● Description of the task
Except for the pictures, reproduce the records word for word.

● Interface dataset entries
··········

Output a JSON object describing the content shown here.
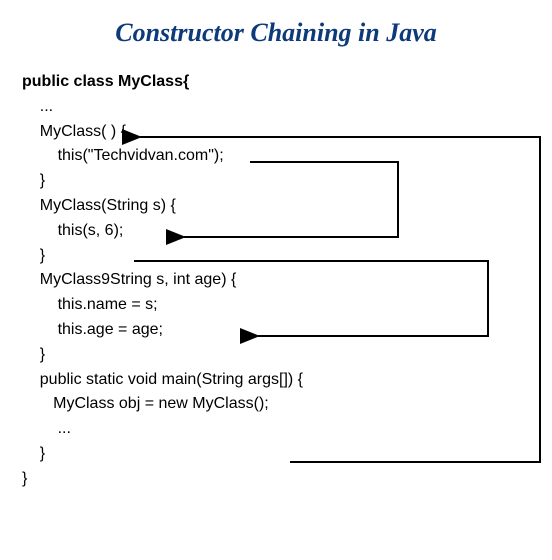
{
  "title": "Constructor Chaining in Java",
  "code": {
    "l1": "public class MyClass{",
    "l2": "    ...",
    "l3": "    MyClass( ) {",
    "l4": "        this(\"Techvidvan.com\");",
    "l5": "",
    "l6": "    }",
    "l7": "    MyClass(String s) {",
    "l8": "        this(s, 6);",
    "l9": "",
    "l10": "    }",
    "l11": "    MyClass9String s, int age) {",
    "l12": "        this.name = s;",
    "l13": "        this.age = age;",
    "l14": "    }",
    "l15": "    public static void main(String args[]) {",
    "l16": "       MyClass obj = new MyClass();",
    "l17": "        ...",
    "l18": "    }",
    "l19": "}"
  }
}
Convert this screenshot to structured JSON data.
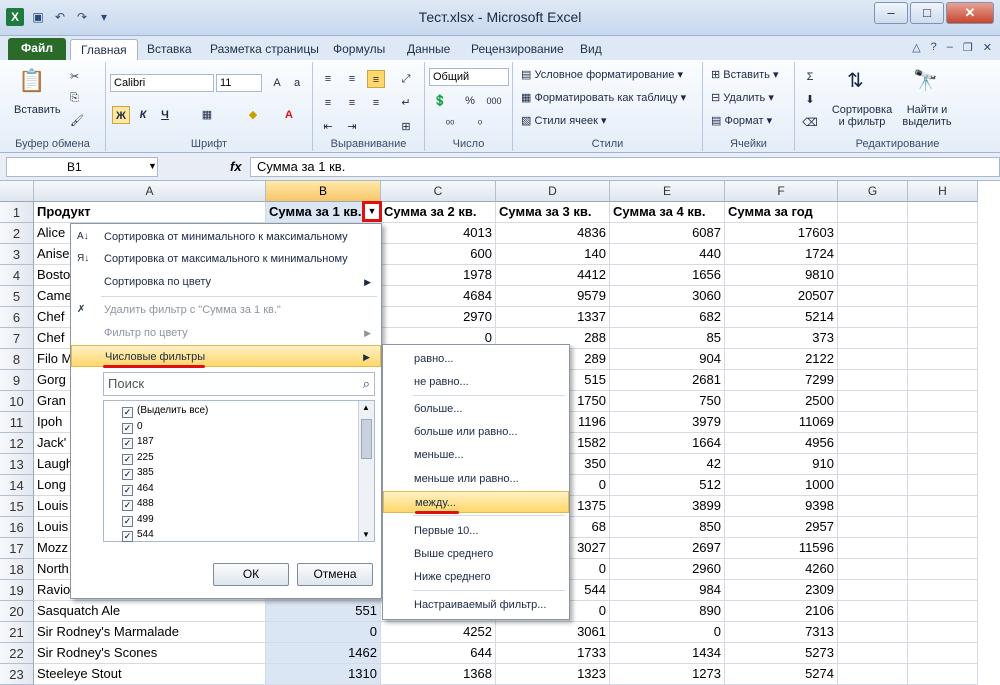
{
  "window": {
    "title": "Тест.xlsx - Microsoft Excel",
    "app_icon": "X"
  },
  "tabs": [
    "Файл",
    "Главная",
    "Вставка",
    "Разметка страницы",
    "Формулы",
    "Данные",
    "Рецензирование",
    "Вид"
  ],
  "ribbon": {
    "clipboard": {
      "label": "Буфер обмена",
      "paste": "Вставить"
    },
    "font": {
      "label": "Шрифт",
      "name": "Calibri",
      "size": "11",
      "bold": "Ж",
      "italic": "К",
      "underline": "Ч"
    },
    "alignment": {
      "label": "Выравнивание"
    },
    "number": {
      "label": "Число",
      "format": "Общий",
      "percent": "%",
      "thousands": "000"
    },
    "styles": {
      "label": "Стили",
      "conditional": "Условное форматирование",
      "as_table": "Форматировать как таблицу",
      "cell_styles": "Стили ячеек"
    },
    "cells": {
      "label": "Ячейки",
      "insert": "Вставить",
      "delete": "Удалить",
      "format": "Формат"
    },
    "editing": {
      "label": "Редактирование",
      "sort": "Сортировка",
      "sort2": "и фильтр",
      "find": "Найти и",
      "find2": "выделить"
    }
  },
  "formula_bar": {
    "name_box": "B1",
    "fx": "fx",
    "content": "Сумма за 1 кв."
  },
  "columns": [
    "A",
    "B",
    "C",
    "D",
    "E",
    "F",
    "G",
    "H"
  ],
  "rows": [
    {
      "n": "1",
      "a": "Продукт",
      "b": "Сумма за 1 кв.",
      "c": "Сумма за 2 кв.",
      "d": "Сумма за 3 кв.",
      "e": "Сумма за 4 кв.",
      "f": "Сумма за год"
    },
    {
      "n": "2",
      "a": "Alice",
      "b": "",
      "c": "4013",
      "d": "4836",
      "e": "6087",
      "f": "17603"
    },
    {
      "n": "3",
      "a": "Anise",
      "b": "",
      "c": "600",
      "d": "140",
      "e": "440",
      "f": "1724"
    },
    {
      "n": "4",
      "a": "Bosto",
      "b": "",
      "c": "1978",
      "d": "4412",
      "e": "1656",
      "f": "9810"
    },
    {
      "n": "5",
      "a": "Came",
      "b": "",
      "c": "4684",
      "d": "9579",
      "e": "3060",
      "f": "20507"
    },
    {
      "n": "6",
      "a": "Chef",
      "b": "",
      "c": "2970",
      "d": "1337",
      "e": "682",
      "f": "5214"
    },
    {
      "n": "7",
      "a": "Chef",
      "b": "",
      "c": "0",
      "d": "288",
      "e": "85",
      "f": "373"
    },
    {
      "n": "8",
      "a": "Filo M",
      "b": "",
      "c": "",
      "d": "289",
      "e": "904",
      "f": "2122"
    },
    {
      "n": "9",
      "a": "Gorg",
      "b": "",
      "c": "",
      "d": "515",
      "e": "2681",
      "f": "7299"
    },
    {
      "n": "10",
      "a": "Gran",
      "b": "",
      "c": "",
      "d": "1750",
      "e": "750",
      "f": "2500"
    },
    {
      "n": "11",
      "a": "Ipoh",
      "b": "",
      "c": "",
      "d": "1196",
      "e": "3979",
      "f": "11069"
    },
    {
      "n": "12",
      "a": "Jack'",
      "b": "",
      "c": "",
      "d": "1582",
      "e": "1664",
      "f": "4956"
    },
    {
      "n": "13",
      "a": "Laugh",
      "b": "",
      "c": "",
      "d": "350",
      "e": "42",
      "f": "910"
    },
    {
      "n": "14",
      "a": "Long",
      "b": "",
      "c": "",
      "d": "0",
      "e": "512",
      "f": "1000"
    },
    {
      "n": "15",
      "a": "Louis",
      "b": "",
      "c": "",
      "d": "1375",
      "e": "3899",
      "f": "9398"
    },
    {
      "n": "16",
      "a": "Louis",
      "b": "",
      "c": "",
      "d": "68",
      "e": "850",
      "f": "2957"
    },
    {
      "n": "17",
      "a": "Mozz",
      "b": "",
      "c": "",
      "d": "3027",
      "e": "2697",
      "f": "11596"
    },
    {
      "n": "18",
      "a": "North",
      "b": "",
      "c": "",
      "d": "0",
      "e": "2960",
      "f": "4260"
    },
    {
      "n": "19",
      "a": "Ravio",
      "b": "",
      "c": "",
      "d": "544",
      "e": "984",
      "f": "2309"
    },
    {
      "n": "20",
      "a": "Sasquatch Ale",
      "b": "551",
      "c": "",
      "d": "0",
      "e": "890",
      "f": "2106"
    },
    {
      "n": "21",
      "a": "Sir Rodney's Marmalade",
      "b": "0",
      "c": "4252",
      "d": "3061",
      "e": "0",
      "f": "7313"
    },
    {
      "n": "22",
      "a": "Sir Rodney's Scones",
      "b": "1462",
      "c": "644",
      "d": "1733",
      "e": "1434",
      "f": "5273"
    },
    {
      "n": "23",
      "a": "Steeleye Stout",
      "b": "1310",
      "c": "1368",
      "d": "1323",
      "e": "1273",
      "f": "5274"
    }
  ],
  "filter_menu": {
    "sort_asc": "Сортировка от минимального к максимальному",
    "sort_desc": "Сортировка от максимального к минимальному",
    "sort_color": "Сортировка по цвету",
    "clear_filter": "Удалить фильтр с \"Сумма за 1 кв.\"",
    "filter_color": "Фильтр по цвету",
    "number_filters": "Числовые фильтры",
    "search_placeholder": "Поиск",
    "values": [
      "(Выделить все)",
      "0",
      "187",
      "225",
      "385",
      "464",
      "488",
      "499",
      "544"
    ],
    "ok": "ОК",
    "cancel": "Отмена"
  },
  "number_filters_submenu": [
    "равно...",
    "не равно...",
    "больше...",
    "больше или равно...",
    "меньше...",
    "меньше или равно...",
    "между...",
    "Первые 10...",
    "Выше среднего",
    "Ниже среднего",
    "Настраиваемый фильтр..."
  ],
  "colors": {
    "accent": "#d11",
    "selected_col": "#dbe6f4",
    "file_tab": "#2a6b2a",
    "highlight": "#ffd76a"
  }
}
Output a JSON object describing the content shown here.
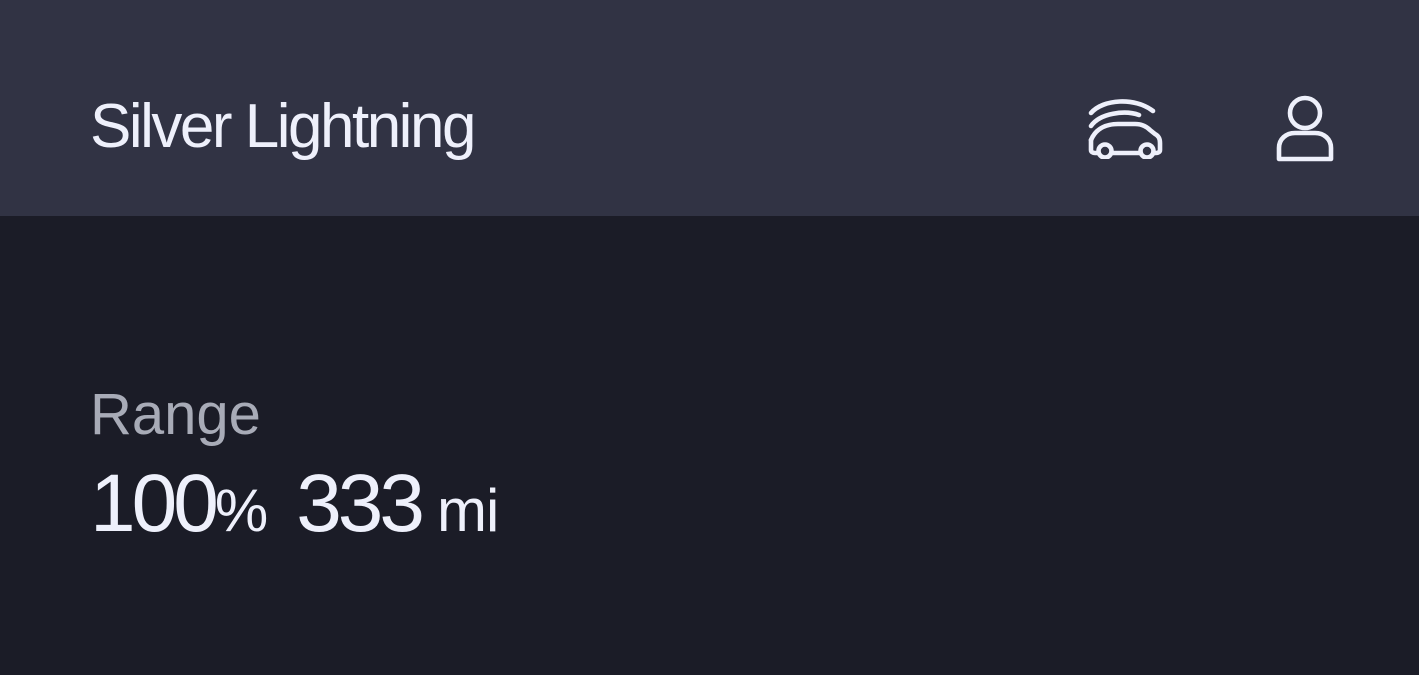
{
  "header": {
    "vehicle_name": "Silver Lightning",
    "garage_icon": "vehicles-garage-icon",
    "account_icon": "user-account-icon"
  },
  "range": {
    "label": "Range",
    "battery_percent": "100",
    "percent_sign": "%",
    "distance": "333",
    "distance_unit": "mi"
  },
  "colors": {
    "header_background": "#313344",
    "page_background": "#1b1c27",
    "primary_text": "#eef0fb",
    "secondary_text": "#a8abb7"
  }
}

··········

● Task result
Output a JSON object describing the content shown here.
{
  "title": "Constructor Chaining in Java",
  "code": {
    "l1": "public class MyClass{",
    "l2": "    ...",
    "l3": "    MyClass( ) {",
    "l4": "        this(\"Techvidvan.com\");",
    "l5": "",
    "l6": "    }",
    "l7": "    MyClass(String s) {",
    "l8": "        this(s, 6);",
    "l9": "",
    "l10": "    }",
    "l11": "    MyClass9String s, int age) {",
    "l12": "        this.name = s;",
    "l13": "        this.age = age;",
    "l14": "    }",
    "l15": "    public static void main(String args[]) {",
    "l16": "       MyClass obj = new MyClass();",
    "l17": "        ...",
    "l18": "    }",
    "l19": "}"
  }
}
Convert this screenshot to structured JSON data.
{
  "window": {
    "title": "Тест.xlsx - Microsoft Excel",
    "app_icon": "X"
  },
  "tabs": [
    "Файл",
    "Главная",
    "Вставка",
    "Разметка страницы",
    "Формулы",
    "Данные",
    "Рецензирование",
    "Вид"
  ],
  "ribbon": {
    "clipboard": {
      "label": "Буфер обмена",
      "paste": "Вставить"
    },
    "font": {
      "label": "Шрифт",
      "name": "Calibri",
      "size": "11",
      "bold": "Ж",
      "italic": "К",
      "underline": "Ч"
    },
    "alignment": {
      "label": "Выравнивание"
    },
    "number": {
      "label": "Число",
      "format": "Общий",
      "percent": "%",
      "thousands": "000"
    },
    "styles": {
      "label": "Стили",
      "conditional": "Условное форматирование",
      "as_table": "Форматировать как таблицу",
      "cell_styles": "Стили ячеек"
    },
    "cells": {
      "label": "Ячейки",
      "insert": "Вставить",
      "delete": "Удалить",
      "format": "Формат"
    },
    "editing": {
      "label": "Редактирование",
      "sort": "Сортировка",
      "sort2": "и фильтр",
      "find": "Найти и",
      "find2": "выделить"
    }
  },
  "formula_bar": {
    "name_box": "B1",
    "fx": "fx",
    "content": "Сумма за 1 кв."
  },
  "columns": [
    "A",
    "B",
    "C",
    "D",
    "E",
    "F",
    "G",
    "H"
  ],
  "rows": [
    {
      "n": "1",
      "a": "Продукт",
      "b": "Сумма за 1 кв.",
      "c": "Сумма за 2 кв.",
      "d": "Сумма за 3 кв.",
      "e": "Сумма за 4 кв.",
      "f": "Сумма за год"
    },
    {
      "n": "2",
      "a": "Alice",
      "b": "",
      "c": "4013",
      "d": "4836",
      "e": "6087",
      "f": "17603"
    },
    {
      "n": "3",
      "a": "Anise",
      "b": "",
      "c": "600",
      "d": "140",
      "e": "440",
      "f": "1724"
    },
    {
      "n": "4",
      "a": "Bosto",
      "b": "",
      "c": "1978",
      "d": "4412",
      "e": "1656",
      "f": "9810"
    },
    {
      "n": "5",
      "a": "Came",
      "b": "",
      "c": "4684",
      "d": "9579",
      "e": "3060",
      "f": "20507"
    },
    {
      "n": "6",
      "a": "Chef",
      "b": "",
      "c": "2970",
      "d": "1337",
      "e": "682",
      "f": "5214"
    },
    {
      "n": "7",
      "a": "Chef",
      "b": "",
      "c": "0",
      "d": "288",
      "e": "85",
      "f": "373"
    },
    {
      "n": "8",
      "a": "Filo M",
      "b": "",
      "c": "",
      "d": "289",
      "e": "904",
      "f": "2122"
    },
    {
      "n": "9",
      "a": "Gorg",
      "b": "",
      "c": "",
      "d": "515",
      "e": "2681",
      "f": "7299"
    },
    {
      "n": "10",
      "a": "Gran",
      "b": "",
      "c": "",
      "d": "1750",
      "e": "750",
      "f": "2500"
    },
    {
      "n": "11",
      "a": "Ipoh",
      "b": "",
      "c": "",
      "d": "1196",
      "e": "3979",
      "f": "11069"
    },
    {
      "n": "12",
      "a": "Jack'",
      "b": "",
      "c": "",
      "d": "1582",
      "e": "1664",
      "f": "4956"
    },
    {
      "n": "13",
      "a": "Laugh",
      "b": "",
      "c": "",
      "d": "350",
      "e": "42",
      "f": "910"
    },
    {
      "n": "14",
      "a": "Long",
      "b": "",
      "c": "",
      "d": "0",
      "e": "512",
      "f": "1000"
    },
    {
      "n": "15",
      "a": "Louis",
      "b": "",
      "c": "",
      "d": "1375",
      "e": "3899",
      "f": "9398"
    },
    {
      "n": "16",
      "a": "Louis",
      "b": "",
      "c": "",
      "d": "68",
      "e": "850",
      "f": "2957"
    },
    {
      "n": "17",
      "a": "Mozz",
      "b": "",
      "c": "",
      "d": "3027",
      "e": "2697",
      "f": "11596"
    },
    {
      "n": "18",
      "a": "North",
      "b": "",
      "c": "",
      "d": "0",
      "e": "2960",
      "f": "4260"
    },
    {
      "n": "19",
      "a": "Ravio",
      "b": "",
      "c": "",
      "d": "544",
      "e": "984",
      "f": "2309"
    },
    {
      "n": "20",
      "a": "Sasquatch Ale",
      "b": "551",
      "c": "",
      "d": "0",
      "e": "890",
      "f": "2106"
    },
    {
      "n": "21",
      "a": "Sir Rodney's Marmalade",
      "b": "0",
      "c": "4252",
      "d": "3061",
      "e": "0",
      "f": "7313"
    },
    {
      "n": "22",
      "a": "Sir Rodney's Scones",
      "b": "1462",
      "c": "644",
      "d": "1733",
      "e": "1434",
      "f": "5273"
    },
    {
      "n": "23",
      "a": "Steeleye Stout",
      "b": "1310",
      "c": "1368",
      "d": "1323",
      "e": "1273",
      "f": "5274"
    }
  ],
  "filter_menu": {
    "sort_asc": "Сортировка от минимального к максимальному",
    "sort_desc": "Сортировка от максимального к минимальному",
    "sort_color": "Сортировка по цвету",
    "clear_filter": "Удалить фильтр с \"Сумма за 1 кв.\"",
    "filter_color": "Фильтр по цвету",
    "number_filters": "Числовые фильтры",
    "search_placeholder": "Поиск",
    "values": [
      "(Выделить все)",
      "0",
      "187",
      "225",
      "385",
      "464",
      "488",
      "499",
      "544"
    ],
    "ok": "ОК",
    "cancel": "Отмена"
  },
  "number_filters_submenu": [
    "равно...",
    "не равно...",
    "больше...",
    "больше или равно...",
    "меньше...",
    "меньше или равно...",
    "между...",
    "Первые 10...",
    "Выше среднего",
    "Ниже среднего",
    "Настраиваемый фильтр..."
  ],
  "colors": {
    "accent": "#d11",
    "selected_col": "#dbe6f4",
    "file_tab": "#2a6b2a",
    "highlight": "#ffd76a"
  }
}
Output a JSON object describing the content shown here.
{
  "header": {
    "vehicle_name": "Silver Lightning",
    "garage_icon": "vehicles-garage-icon",
    "account_icon": "user-account-icon"
  },
  "range": {
    "label": "Range",
    "battery_percent": "100",
    "percent_sign": "%",
    "distance": "333",
    "distance_unit": "mi"
  },
  "colors": {
    "header_background": "#313344",
    "page_background": "#1b1c27",
    "primary_text": "#eef0fb",
    "secondary_text": "#a8abb7"
  }
}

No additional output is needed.